• Graduate program
    • Why Tinbergen Institute?
    • Program Structure
    • Courses
    • Course Registration
    • Recent PhD Placements
    • Admissions
    • Facilities
  • Research
  • News
  • Events
    • Events Calendar
    • Tinbergen Institute Lectures
    • Annual Tinbergen Institute Conference
    • Events Archive
    • Summer School
      • Econometric Methods for Forecasting and Data Science
      • Introduction in Genome-Wide Data Analysis
      • Business Data Science Summer School Program
  • Times
Home | Events Archive | The Distributional Effects of a Carbon Tax: The Role of Income Inequality
Seminar

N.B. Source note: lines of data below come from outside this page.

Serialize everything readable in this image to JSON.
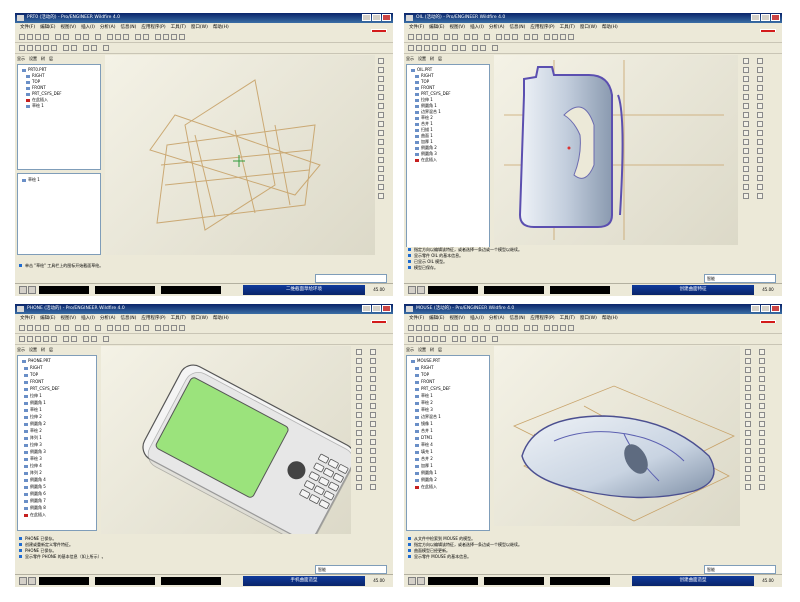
{
  "panels": [
    {
      "window_title": "PRT0 (活动的) - Pro/ENGINEER Wildfire 4.0",
      "menus": [
        "文件(F)",
        "编辑(E)",
        "视图(V)",
        "插入(I)",
        "分析(A)",
        "信息(N)",
        "应用程序(P)",
        "工具(T)",
        "窗口(W)",
        "帮助(H)"
      ],
      "left_tabs": [
        "显示",
        "设置",
        "树",
        "层"
      ],
      "tree_items": [
        {
          "label": "PRT0.PRT",
          "mark": "normal"
        },
        {
          "label": "RIGHT",
          "mark": "normal"
        },
        {
          "label": "TOP",
          "mark": "normal"
        },
        {
          "label": "FRONT",
          "mark": "normal"
        },
        {
          "label": "PRT_CSYS_DEF",
          "mark": "normal"
        },
        {
          "label": "在此插入",
          "mark": "red"
        },
        {
          "label": "草绘 1",
          "mark": "normal"
        }
      ],
      "lower_tree_item": "草绘 1",
      "messages": [
        "单击 \"草绘\" 工具栏上的图标开始截面草绘。"
      ],
      "filter_value": "",
      "status_label": "二维截面草绘环境",
      "zoom_text": "45.00"
    },
    {
      "window_title": "OIL (活动的) - Pro/ENGINEER Wildfire 4.0",
      "menus": [
        "文件(F)",
        "编辑(E)",
        "视图(V)",
        "插入(I)",
        "分析(A)",
        "信息(N)",
        "应用程序(P)",
        "工具(T)",
        "窗口(W)",
        "帮助(H)"
      ],
      "left_tabs": [
        "显示",
        "设置",
        "树",
        "层"
      ],
      "tree_items": [
        {
          "label": "OIL.PRT",
          "mark": "normal"
        },
        {
          "label": "RIGHT",
          "mark": "normal"
        },
        {
          "label": "TOP",
          "mark": "normal"
        },
        {
          "label": "FRONT",
          "mark": "normal"
        },
        {
          "label": "PRT_CSYS_DEF",
          "mark": "normal"
        },
        {
          "label": "拉伸 1",
          "mark": "normal"
        },
        {
          "label": "倒圆角 1",
          "mark": "normal"
        },
        {
          "label": "边界混合 1",
          "mark": "normal"
        },
        {
          "label": "草绘 2",
          "mark": "normal"
        },
        {
          "label": "合并 1",
          "mark": "normal"
        },
        {
          "label": "扫描 1",
          "mark": "normal"
        },
        {
          "label": "曲面 1",
          "mark": "normal"
        },
        {
          "label": "加厚 1",
          "mark": "normal"
        },
        {
          "label": "倒圆角 2",
          "mark": "normal"
        },
        {
          "label": "倒圆角 3",
          "mark": "normal"
        },
        {
          "label": "在此插入",
          "mark": "red"
        }
      ],
      "lower_tree_item": "",
      "messages": [
        "指定方向以编辑该特征，或者选择一条边或一个模型以继续。",
        "显示零件 OIL 的基本信息。",
        "已显示 OIL 模型。",
        "模型已保存。"
      ],
      "filter_value": "智能",
      "status_label": "创建曲面特征",
      "zoom_text": "45.00"
    },
    {
      "window_title": "PHONE (活动的) - Pro/ENGINEER Wildfire 4.0",
      "menus": [
        "文件(F)",
        "编辑(E)",
        "视图(V)",
        "插入(I)",
        "分析(A)",
        "信息(N)",
        "应用程序(P)",
        "工具(T)",
        "窗口(W)",
        "帮助(H)"
      ],
      "left_tabs": [
        "显示",
        "设置",
        "树",
        "层"
      ],
      "tree_items": [
        {
          "label": "PHONE.PRT",
          "mark": "normal"
        },
        {
          "label": "RIGHT",
          "mark": "normal"
        },
        {
          "label": "TOP",
          "mark": "normal"
        },
        {
          "label": "FRONT",
          "mark": "normal"
        },
        {
          "label": "PRT_CSYS_DEF",
          "mark": "normal"
        },
        {
          "label": "拉伸 1",
          "mark": "normal"
        },
        {
          "label": "倒圆角 1",
          "mark": "normal"
        },
        {
          "label": "草绘 1",
          "mark": "normal"
        },
        {
          "label": "拉伸 2",
          "mark": "normal"
        },
        {
          "label": "倒圆角 2",
          "mark": "normal"
        },
        {
          "label": "草绘 2",
          "mark": "normal"
        },
        {
          "label": "阵列 1",
          "mark": "normal"
        },
        {
          "label": "拉伸 3",
          "mark": "normal"
        },
        {
          "label": "倒圆角 3",
          "mark": "normal"
        },
        {
          "label": "草绘 3",
          "mark": "normal"
        },
        {
          "label": "拉伸 4",
          "mark": "normal"
        },
        {
          "label": "阵列 2",
          "mark": "normal"
        },
        {
          "label": "倒圆角 4",
          "mark": "normal"
        },
        {
          "label": "倒圆角 5",
          "mark": "normal"
        },
        {
          "label": "倒圆角 6",
          "mark": "normal"
        },
        {
          "label": "倒圆角 7",
          "mark": "normal"
        },
        {
          "label": "倒圆角 8",
          "mark": "normal"
        },
        {
          "label": "在此插入",
          "mark": "red"
        }
      ],
      "lower_tree_item": "",
      "messages": [
        "PHONE 已保存。",
        "创建或重新定义零件特征。",
        "PHONE 已保存。",
        "显示零件 PHONE 的基本信息（如上所示）。"
      ],
      "filter_value": "智能",
      "status_label": "手机曲面造型",
      "zoom_text": "45.00"
    },
    {
      "window_title": "MOUSE (活动的) - Pro/ENGINEER Wildfire 4.0",
      "menus": [
        "文件(F)",
        "编辑(E)",
        "视图(V)",
        "插入(I)",
        "分析(A)",
        "信息(N)",
        "应用程序(P)",
        "工具(T)",
        "窗口(W)",
        "帮助(H)"
      ],
      "left_tabs": [
        "显示",
        "设置",
        "树",
        "层"
      ],
      "tree_items": [
        {
          "label": "MOUSE.PRT",
          "mark": "normal"
        },
        {
          "label": "RIGHT",
          "mark": "normal"
        },
        {
          "label": "TOP",
          "mark": "normal"
        },
        {
          "label": "FRONT",
          "mark": "normal"
        },
        {
          "label": "PRT_CSYS_DEF",
          "mark": "normal"
        },
        {
          "label": "草绘 1",
          "mark": "normal"
        },
        {
          "label": "草绘 2",
          "mark": "normal"
        },
        {
          "label": "草绘 3",
          "mark": "normal"
        },
        {
          "label": "边界混合 1",
          "mark": "normal"
        },
        {
          "label": "镜像 1",
          "mark": "normal"
        },
        {
          "label": "合并 1",
          "mark": "normal"
        },
        {
          "label": "DTM1",
          "mark": "normal"
        },
        {
          "label": "草绘 4",
          "mark": "normal"
        },
        {
          "label": "填充 1",
          "mark": "normal"
        },
        {
          "label": "合并 2",
          "mark": "normal"
        },
        {
          "label": "加厚 1",
          "mark": "normal"
        },
        {
          "label": "倒圆角 1",
          "mark": "normal"
        },
        {
          "label": "倒圆角 2",
          "mark": "normal"
        },
        {
          "label": "在此插入",
          "mark": "red"
        }
      ],
      "lower_tree_item": "",
      "messages": [
        "从文件中检索到 MOUSE 的模型。",
        "指定方向以编辑该特征，或者选择一条边或一个模型以继续。",
        "曲面模型已经更新。",
        "显示零件 MOUSE 的基本信息。"
      ],
      "filter_value": "智能",
      "status_label": "创建曲面造型",
      "zoom_text": "45.00"
    }
  ],
  "colors": {
    "title_blue": "#0a246a",
    "chrome": "#ece9d8",
    "sketch_lines": "#c8a36a",
    "surface_blue": "#c9d4e2",
    "screen_green": "#9be37c"
  }
}
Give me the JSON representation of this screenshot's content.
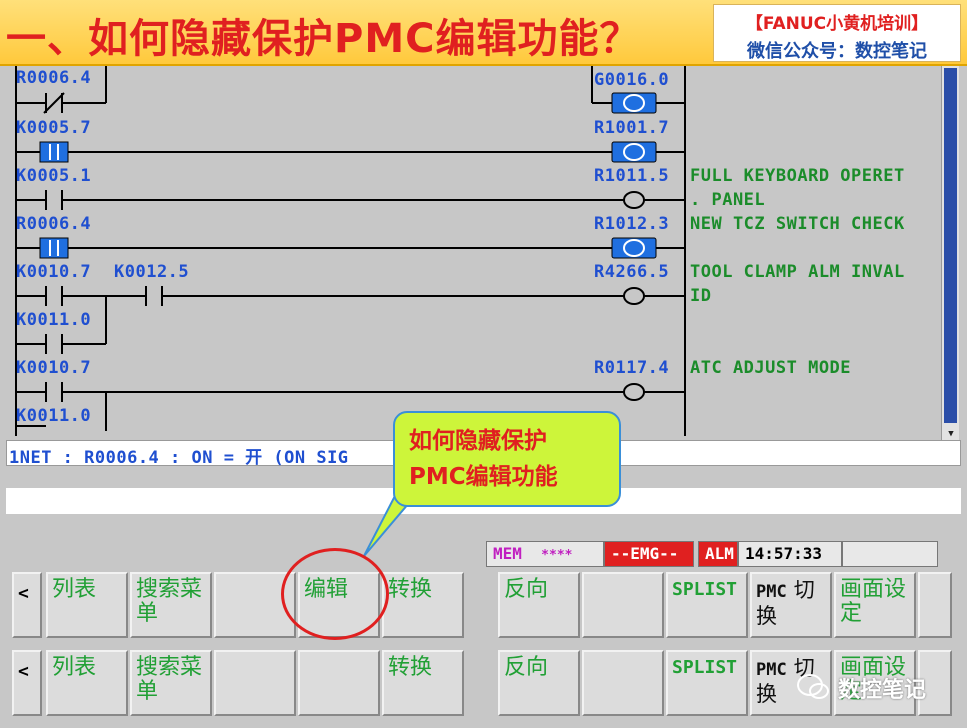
{
  "banner": {
    "title": "一、如何隐藏保护PMC编辑功能？",
    "brand_line1": "【FANUC小黄机培训】",
    "brand_line2": "微信公众号：数控笔记"
  },
  "ladder": {
    "addresses": {
      "a1": "R0006.4",
      "a2": "K0005.7",
      "a3": "K0005.1",
      "a4": "R0006.4",
      "a5": "K0010.7",
      "a6": "K0012.5",
      "a7": "K0011.0",
      "a8": "K0010.7",
      "a9": "K0011.0",
      "c1": "G0016.0",
      "c2": "R1001.7",
      "c3": "R1011.5",
      "c4": "R1012.3",
      "c5": "R4266.5",
      "c6": "R0117.4"
    },
    "comments": {
      "m1": "FULL KEYBOARD OPERET",
      "m2": ". PANEL",
      "m3": "NEW TCZ SWITCH CHECK",
      "m4": "TOOL CLAMP ALM INVAL",
      "m5": "ID",
      "m6": "ATC ADJUST MODE"
    }
  },
  "status_line": "1NET : R0006.4 : ON = 开 (ON SIG",
  "callout": {
    "line1": "如何隐藏保护",
    "line2": "PMC编辑功能"
  },
  "status_bar": {
    "mode": "MEM",
    "stars": "****",
    "emg": "--EMG--",
    "alm": "ALM",
    "time": "14:57:33"
  },
  "softkeys_row1": {
    "left_arrow": "<",
    "k1": "列表",
    "k2": "搜索菜单",
    "k3": "",
    "k4": "编辑",
    "k5": "转换",
    "k6": "反向",
    "k7": "",
    "k8": "SPLIST",
    "k9a": "PMC",
    "k9b": "切换",
    "k10": "画面设定"
  },
  "softkeys_row2": {
    "left_arrow": "<",
    "k1": "列表",
    "k2": "搜索菜单",
    "k3": "",
    "k4": "",
    "k5": "转换",
    "k6": "反向",
    "k7": "",
    "k8": "SPLIST",
    "k9a": "PMC",
    "k9b": "切换",
    "k10": "画面设定"
  },
  "watermark": "数控笔记",
  "colors": {
    "title_red": "#e02020",
    "address_blue": "#1f4fd0",
    "comment_green": "#1b8c2a",
    "callout_bg": "#cdf53a",
    "emg_red": "#e02020"
  }
}
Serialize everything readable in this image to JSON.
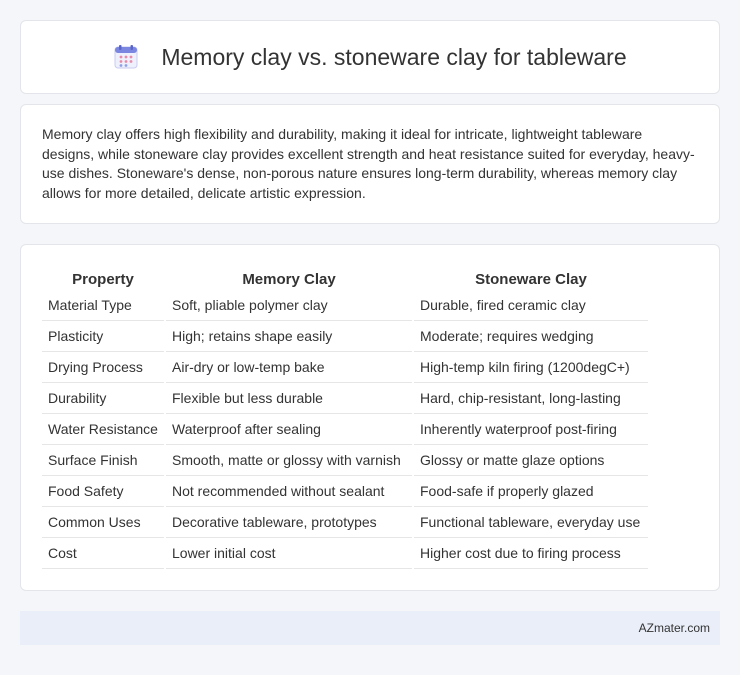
{
  "header": {
    "icon": "calendar-icon",
    "title": "Memory clay vs. stoneware clay for tableware"
  },
  "summary": {
    "text": "Memory clay offers high flexibility and durability, making it ideal for intricate, lightweight tableware designs, while stoneware clay provides excellent strength and heat resistance suited for everyday, heavy-use dishes. Stoneware's dense, non-porous nature ensures long-term durability, whereas memory clay allows for more detailed, delicate artistic expression."
  },
  "table": {
    "headers": [
      "Property",
      "Memory Clay",
      "Stoneware Clay"
    ],
    "rows": [
      [
        "Material Type",
        "Soft, pliable polymer clay",
        "Durable, fired ceramic clay"
      ],
      [
        "Plasticity",
        "High; retains shape easily",
        "Moderate; requires wedging"
      ],
      [
        "Drying Process",
        "Air-dry or low-temp bake",
        "High-temp kiln firing (1200degC+)"
      ],
      [
        "Durability",
        "Flexible but less durable",
        "Hard, chip-resistant, long-lasting"
      ],
      [
        "Water Resistance",
        "Waterproof after sealing",
        "Inherently waterproof post-firing"
      ],
      [
        "Surface Finish",
        "Smooth, matte or glossy with varnish",
        "Glossy or matte glaze options"
      ],
      [
        "Food Safety",
        "Not recommended without sealant",
        "Food-safe if properly glazed"
      ],
      [
        "Common Uses",
        "Decorative tableware, prototypes",
        "Functional tableware, everyday use"
      ],
      [
        "Cost",
        "Lower initial cost",
        "Higher cost due to firing process"
      ]
    ]
  },
  "footer": {
    "text": "AZmater.com"
  }
}
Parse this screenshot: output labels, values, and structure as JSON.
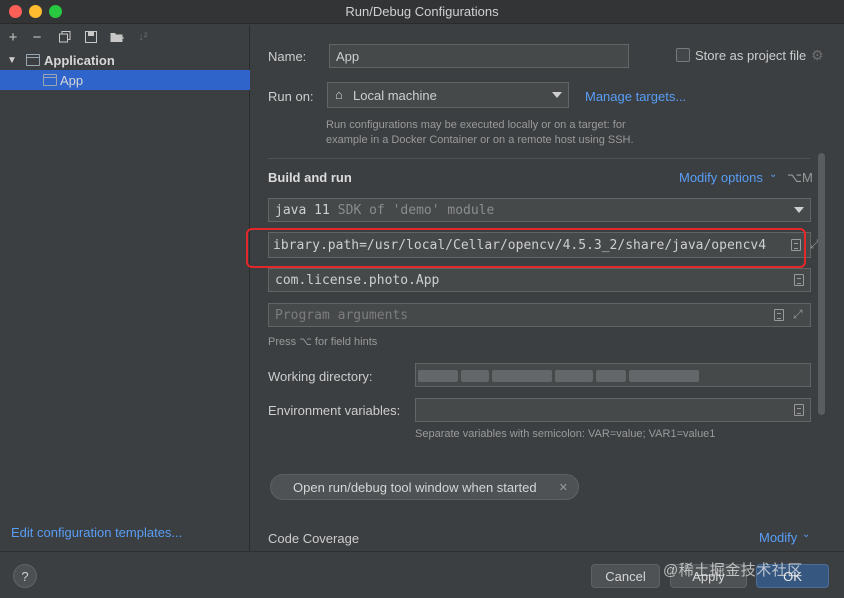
{
  "window": {
    "title": "Run/Debug Configurations"
  },
  "left": {
    "toolbar_icons": [
      "plus-icon",
      "minus-icon",
      "copy-icon",
      "save-icon",
      "folder-icon",
      "sort-icon"
    ],
    "tree": {
      "group_label": "Application",
      "child_label": "App"
    },
    "edit_templates": "Edit configuration templates..."
  },
  "right": {
    "name_label": "Name:",
    "name_value": "App",
    "store_label": "Store as project file",
    "run_on_label": "Run on:",
    "run_on_value": "Local machine",
    "manage_targets": "Manage targets...",
    "run_hint": "Run configurations may be executed locally or on a target: for example in a Docker Container or on a remote host using SSH.",
    "build_title": "Build and run",
    "modify_options": "Modify options",
    "modify_shortcut": "⌥M",
    "sdk_value": "java 11",
    "sdk_suffix": "SDK of 'demo' module",
    "vm_options_value": "ibrary.path=/usr/local/Cellar/opencv/4.5.3_2/share/java/opencv4",
    "main_class_value": "com.license.photo.App",
    "program_args_placeholder": "Program arguments",
    "field_hint": "Press ⌥ for field hints",
    "working_dir_label": "Working directory:",
    "env_label": "Environment variables:",
    "env_hint": "Separate variables with semicolon: VAR=value; VAR1=value1",
    "chip_label": "Open run/debug tool window when started",
    "code_coverage": "Code Coverage",
    "modify": "Modify"
  },
  "bottom": {
    "help": "?",
    "cancel": "Cancel",
    "apply": "Apply",
    "ok": "OK"
  },
  "watermark": "@稀土掘金技术社区",
  "colors": {
    "accent": "#589df6",
    "selection": "#2f65ca",
    "highlight_box": "#e3282a"
  }
}
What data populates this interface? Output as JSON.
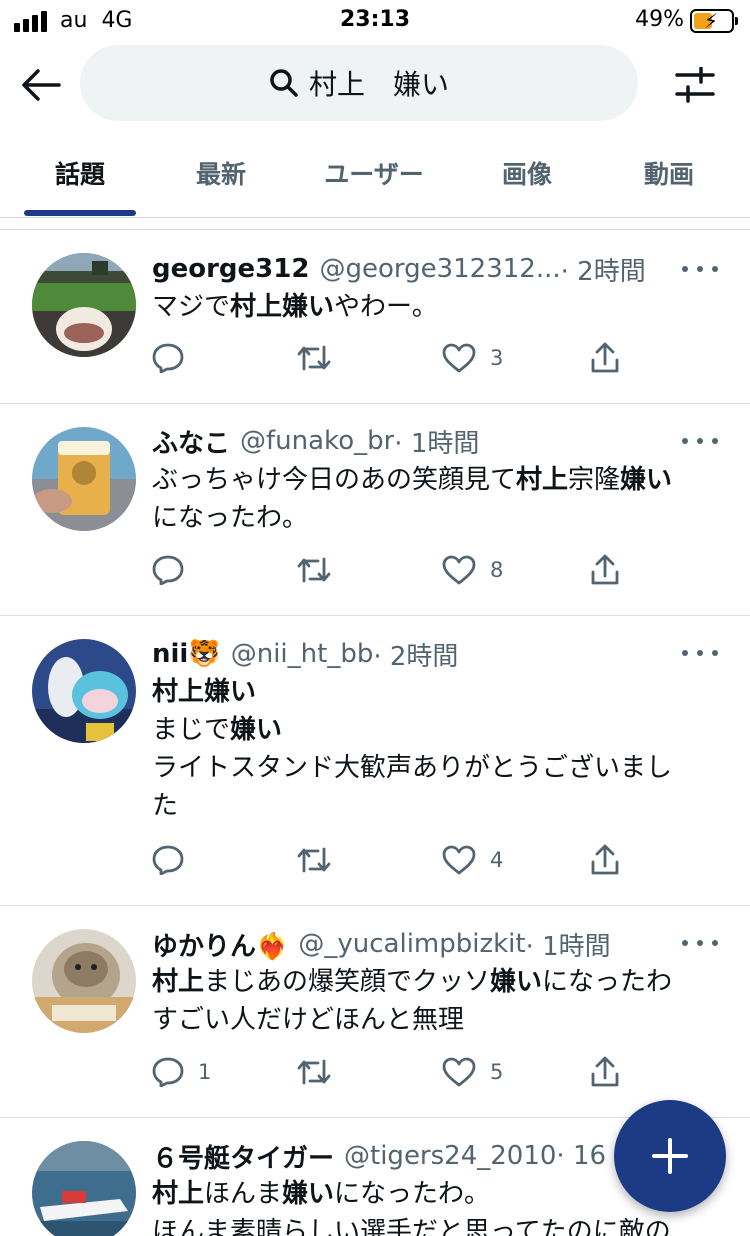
{
  "status_bar": {
    "carrier": "au",
    "network": "4G",
    "time": "23:13",
    "battery_percent": "49%",
    "battery_level": 0.49,
    "battery_color": "#f0a21b"
  },
  "header": {
    "back_icon": "arrow-left-icon",
    "search_icon": "search-icon",
    "search_query": "村上　嫌い",
    "filter_icon": "sliders-icon"
  },
  "tabs": [
    {
      "label": "話題",
      "active": true
    },
    {
      "label": "最新",
      "active": false
    },
    {
      "label": "ユーザー",
      "active": false
    },
    {
      "label": "画像",
      "active": false
    },
    {
      "label": "動画",
      "active": false
    }
  ],
  "accent_color": "#1d3b85",
  "tweets": [
    {
      "name": "george312",
      "handle": "@george312312...",
      "time": "· 2時間",
      "lines": [
        [
          {
            "t": "マジで",
            "b": false
          },
          {
            "t": "村上嫌い",
            "b": true
          },
          {
            "t": "やわー。",
            "b": false
          }
        ]
      ],
      "replies": "",
      "retweets": "",
      "likes": "3"
    },
    {
      "name": "ふなこ",
      "handle": "@funako_br",
      "time": "· 1時間",
      "lines": [
        [
          {
            "t": "ぶっちゃけ今日のあの笑顔見て",
            "b": false
          },
          {
            "t": "村上",
            "b": true
          },
          {
            "t": "宗隆",
            "b": false
          },
          {
            "t": "嫌い",
            "b": true
          }
        ],
        [
          {
            "t": "になったわ。",
            "b": false
          }
        ]
      ],
      "replies": "",
      "retweets": "",
      "likes": "8"
    },
    {
      "name": "nii🐯",
      "handle": "@nii_ht_bb",
      "time": "· 2時間",
      "lines": [
        [
          {
            "t": "村上嫌い",
            "b": true
          }
        ],
        [
          {
            "t": "まじで",
            "b": false
          },
          {
            "t": "嫌い",
            "b": true
          }
        ],
        [
          {
            "t": "ライトスタンド大歓声ありがとうございまし",
            "b": false
          }
        ],
        [
          {
            "t": "た",
            "b": false
          }
        ]
      ],
      "replies": "",
      "retweets": "",
      "likes": "4"
    },
    {
      "name": "ゆかりん❤️‍🔥",
      "handle": "@_yucalimpbizkit",
      "time": "· 1時間",
      "lines": [
        [
          {
            "t": "村上",
            "b": true
          },
          {
            "t": "まじあの爆笑顔でクッソ",
            "b": false
          },
          {
            "t": "嫌い",
            "b": true
          },
          {
            "t": "になったわ",
            "b": false
          }
        ],
        [
          {
            "t": "すごい人だけどほんと無理",
            "b": false
          }
        ]
      ],
      "replies": "1",
      "retweets": "",
      "likes": "5"
    },
    {
      "name": "６号艇タイガー",
      "handle": "@tigers24_2010",
      "time": "· 16",
      "lines": [
        [
          {
            "t": "村上",
            "b": true
          },
          {
            "t": "ほんま",
            "b": false
          },
          {
            "t": "嫌い",
            "b": true
          },
          {
            "t": "になったわ。",
            "b": false
          }
        ],
        [
          {
            "t": "ほんま素晴らしい選手だと思ってたのに敵の",
            "b": false
          }
        ]
      ],
      "replies": "",
      "retweets": "",
      "likes": ""
    }
  ],
  "icons": {
    "reply": "speech-bubble-icon",
    "retweet": "retweet-icon",
    "like": "heart-icon",
    "share": "share-icon",
    "more": "more-dots-icon",
    "compose": "plus-icon"
  }
}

The Distributional Effects of a Carbon Tax: The Role of Income Inequality


  • Series
    Array
  • Speaker(s)
    Julius J. Andersson (Stockholm School of Economics, Sweden)
  • Field
    Spatial Economics
  • Location
    Online
  • Date and time

    November 19, 2020
    14:00 - 15:00

If you are interested in joining the seminar, please send an email to Daniel Haerle or Sacha den Nijs.

Abstract
This paper addresses the question of the distributional burden of a carbon tax. It shows that, not only the income measure -- annual or lifetime -- matters for the incidence of the tax, but also the underlying distribution of income. The Swedish carbon tax on transport fuel is regressive between 1999-2012 when measured against annual income, but progressive when using lifetime income. The overall trend, however, is toward an increase in regressivity, which is highly correlated with a rise in income inequality. Analysis of the determinants of distributional effects lends support to our hypothesis that, for necessities -- goods with an income elasticity below one -- rising income inequality increases the regressivity of a consumption tax. To mitigate climate change, a carbon tax should be applied to goods that typically are necessities: transport fuel, food, heating, and electricity. Carbon taxation will thus likely be regressive in high-income countries, the more so the more unequal the distribution of income.

Authors: Julius J. Andersson, Giles Atkinson

Link to working paper: link

Link to homepage: homepage

Short introduction:
Julius Andersson conducts research in environmental and public economics, studying the effects of climate change mitigation policies in practice. He holds a PhD from LSE and is currently a postdoctoral researcher at the Stockholm School of Economics, and affiliated researcher at the Department of Geography and Environment at LSE.